PROBLEM STATEMENT — Word for word, write the lines below out again, with no pictures.

GIVEN RECORDS —
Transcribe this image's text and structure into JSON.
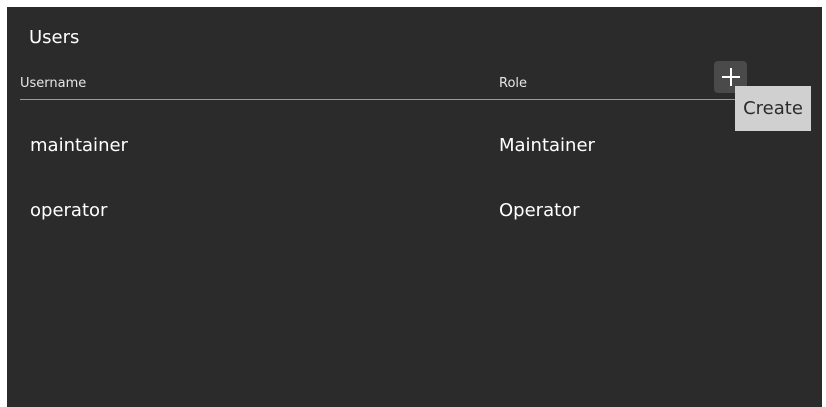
{
  "panel": {
    "title": "Users"
  },
  "table": {
    "columns": {
      "username": "Username",
      "role": "Role"
    },
    "rows": [
      {
        "username": "maintainer",
        "role": "Maintainer"
      },
      {
        "username": "operator",
        "role": "Operator"
      }
    ]
  },
  "actions": {
    "add_icon": "plus-icon",
    "create_tooltip": "Create"
  }
}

SOLUTION TO THIS PROBLEM —
Transcribe this image's text and structure into JSON.
{
  "panel": {
    "title": "Users"
  },
  "table": {
    "columns": {
      "username": "Username",
      "role": "Role"
    },
    "rows": [
      {
        "username": "maintainer",
        "role": "Maintainer"
      },
      {
        "username": "operator",
        "role": "Operator"
      }
    ]
  },
  "actions": {
    "add_icon": "plus-icon",
    "create_tooltip": "Create"
  }
}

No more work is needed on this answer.